I Have Diabetes. Can I Get a Tattoo?
Want a tattoo, but not sure if you can get one with diabetes? Our experts weigh in.
By: Sue Cotey and Andrea Harris, RNs
Cleveland Clinic is a non-profit academic medical center. Advertising on our site helps support our mission. We do not endorse non-Cleveland Clinic products or services. Policy
Tattoos. They are more popular than ever. Today, more than 45 million Americans have at least one tattoo. But if you have diabetes, getting a tattoo may pose unique risks.
As diabetes educators, people sometimes ask us for advice about getting a tattoo. When you have diabetes, you really have to consider the physical consequences of everything you do.
People may not realize that to get a tattoo, the skin is pierced between 50 and 3,000 times a minute by a tattoo machine. Your skin is a barrier that protects you from infections. Getting a tattoo breaks this barrier. A tattoo affects the dermis, or the second layer of skin, because the cells of the dermis are more stable than the first layer, or epidermis.
Piercing skin at this level poses unique risks to people with diabetes. If your blood sugars are not in good control, your immune system is also affected — putting you at even higher risk for infection and potential difficulty fighting it off.
Tattooing is under strict hygiene rules from the Food and Drug Administration (FDA) because of this risk of infection. The needles must only be used once and the tattoo artist must wear gloves while doing the work. According to the FDA, among the most severe infections that can be transmitted is hepatitis.
If you have considered the risk, and still want to get a tattoo, remember to do the following:

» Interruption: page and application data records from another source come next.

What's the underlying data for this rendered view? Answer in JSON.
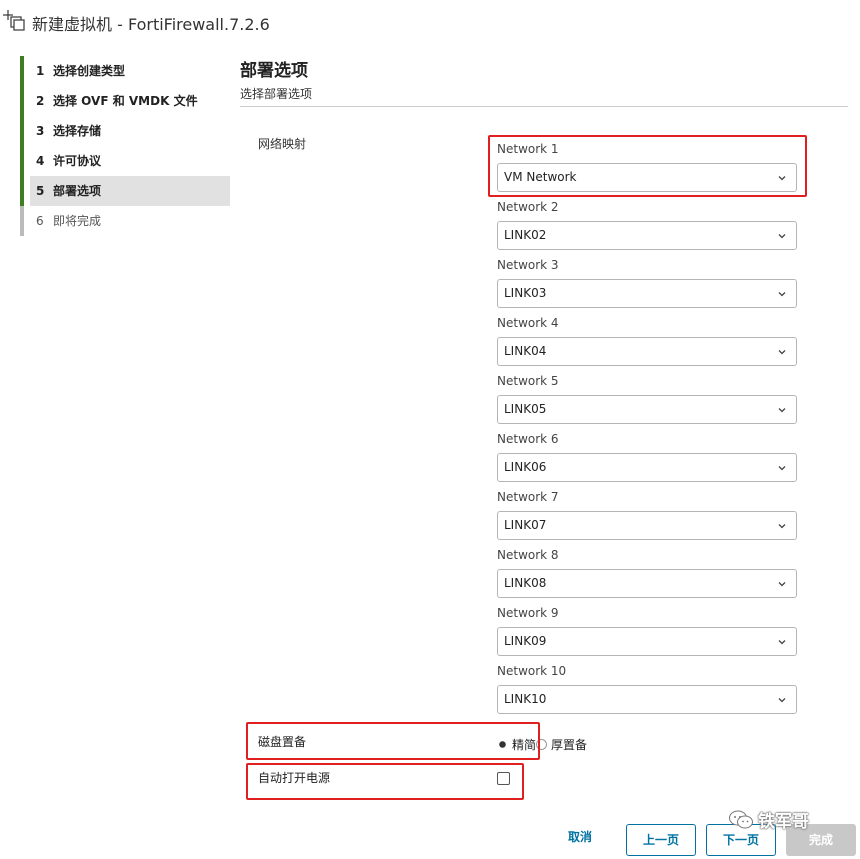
{
  "window": {
    "title": "新建虚拟机 - FortiFirewall.7.2.6"
  },
  "steps": [
    {
      "num": "1",
      "label": "选择创建类型",
      "state": "done"
    },
    {
      "num": "2",
      "label": "选择 OVF 和 VMDK 文件",
      "state": "done"
    },
    {
      "num": "3",
      "label": "选择存储",
      "state": "done"
    },
    {
      "num": "4",
      "label": "许可协议",
      "state": "done"
    },
    {
      "num": "5",
      "label": "部署选项",
      "state": "active"
    },
    {
      "num": "6",
      "label": "即将完成",
      "state": "pending"
    }
  ],
  "content": {
    "title": "部署选项",
    "subtitle": "选择部署选项"
  },
  "network_mapping": {
    "label": "网络映射",
    "networks": [
      {
        "label": "Network 1",
        "value": "VM Network"
      },
      {
        "label": "Network 2",
        "value": "LINK02"
      },
      {
        "label": "Network 3",
        "value": "LINK03"
      },
      {
        "label": "Network 4",
        "value": "LINK04"
      },
      {
        "label": "Network 5",
        "value": "LINK05"
      },
      {
        "label": "Network 6",
        "value": "LINK06"
      },
      {
        "label": "Network 7",
        "value": "LINK07"
      },
      {
        "label": "Network 8",
        "value": "LINK08"
      },
      {
        "label": "Network 9",
        "value": "LINK09"
      },
      {
        "label": "Network 10",
        "value": "LINK10"
      }
    ]
  },
  "disk_provisioning": {
    "label": "磁盘置备",
    "options": [
      "精简",
      "厚置备"
    ],
    "selected": "精简"
  },
  "auto_power_on": {
    "label": "自动打开电源",
    "checked": false
  },
  "buttons": {
    "cancel": "取消",
    "back": "上一页",
    "next": "下一页",
    "finish": "完成"
  },
  "watermark": {
    "text": "铁军哥"
  },
  "colors": {
    "step_done_bar": "#3f7d20",
    "step_pending_bar": "#bbbbbb",
    "primary": "#0072a3",
    "highlight": "#e02020",
    "disabled_button": "#c8c8c8"
  }
}
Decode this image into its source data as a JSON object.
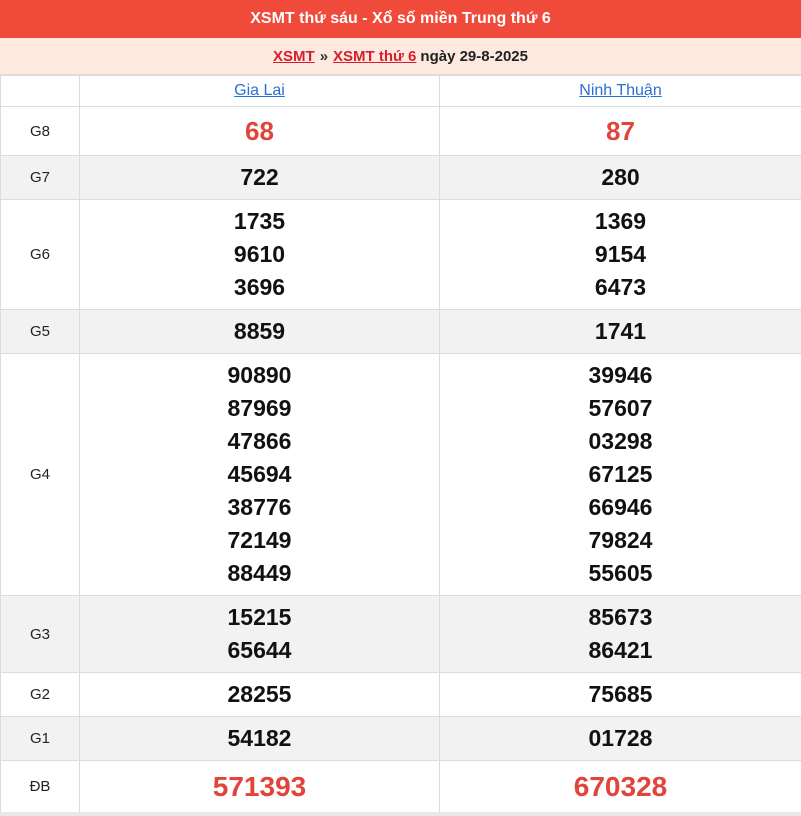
{
  "header": {
    "title": "XSMT thứ sáu - Xổ số miền Trung thứ 6"
  },
  "breadcrumb": {
    "link1": "XSMT",
    "separator": "»",
    "link2": "XSMT thứ 6",
    "date": "ngày 29-8-2025"
  },
  "provinces": [
    "Gia Lai",
    "Ninh Thuận"
  ],
  "colors": {
    "header_bg": "#f04a3b",
    "breadcrumb_bg": "#fde9df",
    "highlight_red": "#e0443a",
    "link_blue": "#2a6fd6"
  },
  "prizes": [
    {
      "label": "G8",
      "gia_lai": [
        "68"
      ],
      "ninh_thuan": [
        "87"
      ]
    },
    {
      "label": "G7",
      "gia_lai": [
        "722"
      ],
      "ninh_thuan": [
        "280"
      ]
    },
    {
      "label": "G6",
      "gia_lai": [
        "1735",
        "9610",
        "3696"
      ],
      "ninh_thuan": [
        "1369",
        "9154",
        "6473"
      ]
    },
    {
      "label": "G5",
      "gia_lai": [
        "8859"
      ],
      "ninh_thuan": [
        "1741"
      ]
    },
    {
      "label": "G4",
      "gia_lai": [
        "90890",
        "87969",
        "47866",
        "45694",
        "38776",
        "72149",
        "88449"
      ],
      "ninh_thuan": [
        "39946",
        "57607",
        "03298",
        "67125",
        "66946",
        "79824",
        "55605"
      ]
    },
    {
      "label": "G3",
      "gia_lai": [
        "15215",
        "65644"
      ],
      "ninh_thuan": [
        "85673",
        "86421"
      ]
    },
    {
      "label": "G2",
      "gia_lai": [
        "28255"
      ],
      "ninh_thuan": [
        "75685"
      ]
    },
    {
      "label": "G1",
      "gia_lai": [
        "54182"
      ],
      "ninh_thuan": [
        "01728"
      ]
    },
    {
      "label": "ĐB",
      "gia_lai": [
        "571393"
      ],
      "ninh_thuan": [
        "670328"
      ]
    }
  ]
}
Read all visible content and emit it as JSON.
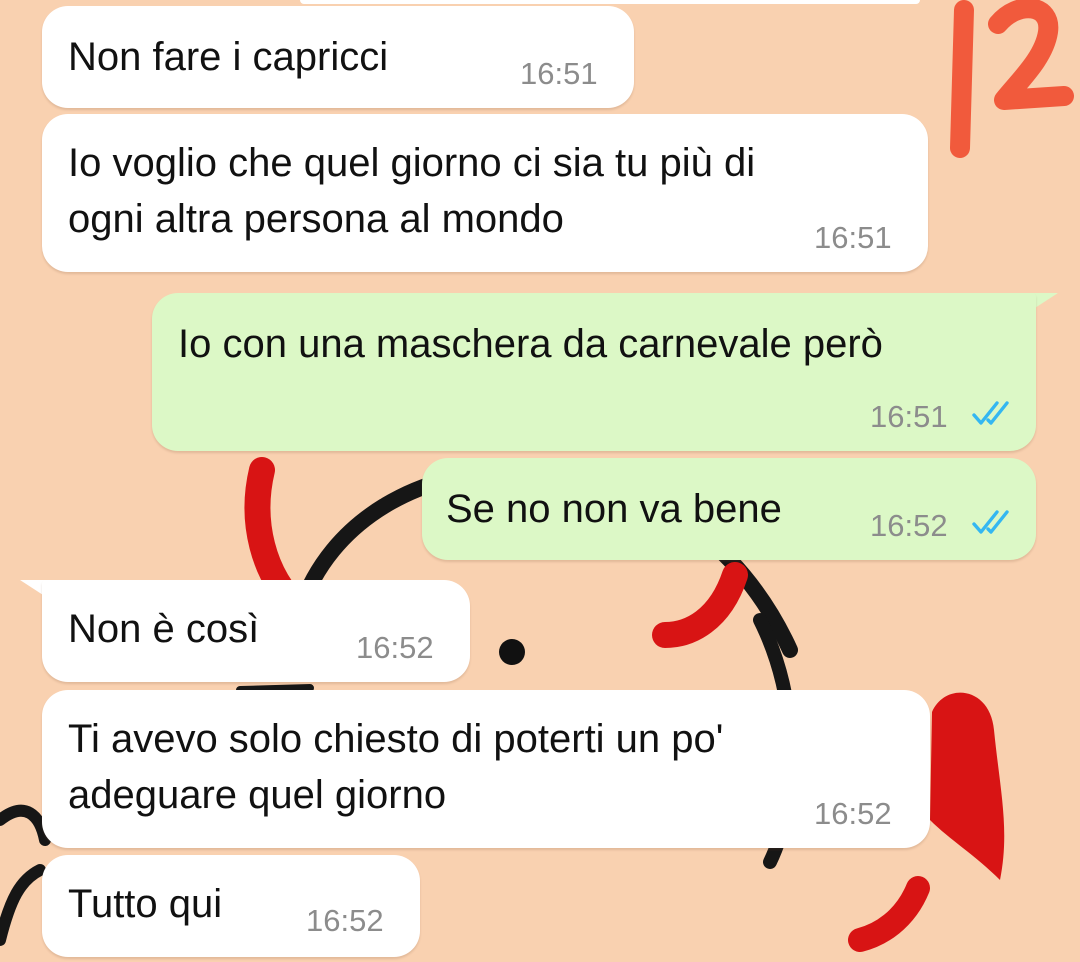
{
  "annotation": {
    "page_number": "12"
  },
  "colors": {
    "wallpaper": "#f9d1b0",
    "incoming_bubble": "#ffffff",
    "outgoing_bubble": "#dcf8c6",
    "read_ticks": "#34b7f1",
    "annotation": "#f15a3c"
  },
  "messages": [
    {
      "direction": "incoming",
      "text_lines": [
        "Non fare i capricci"
      ],
      "time": "16:51"
    },
    {
      "direction": "incoming",
      "text_lines": [
        "Io voglio che quel giorno ci sia tu più di",
        "ogni altra persona al mondo"
      ],
      "time": "16:51"
    },
    {
      "direction": "outgoing",
      "text_lines": [
        "Io con una maschera da carnevale però"
      ],
      "time": "16:51",
      "status": "read-double-check-icon"
    },
    {
      "direction": "outgoing",
      "text_lines": [
        "Se no non va bene"
      ],
      "time": "16:52",
      "status": "read-double-check-icon"
    },
    {
      "direction": "incoming",
      "text_lines": [
        "Non è così"
      ],
      "time": "16:52"
    },
    {
      "direction": "incoming",
      "text_lines": [
        "Ti avevo solo chiesto di poterti un po'",
        "adeguare quel giorno"
      ],
      "time": "16:52"
    },
    {
      "direction": "incoming",
      "text_lines": [
        "Tutto qui"
      ],
      "time": "16:52"
    }
  ]
}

By taking the right precautions, you can be sure that you are making an informed decision about tattoos and risks involved when you have diabetes. Taking the time to involve your doctor could prevent future problems. Body art is beautiful, but a healthy body is even more beautiful.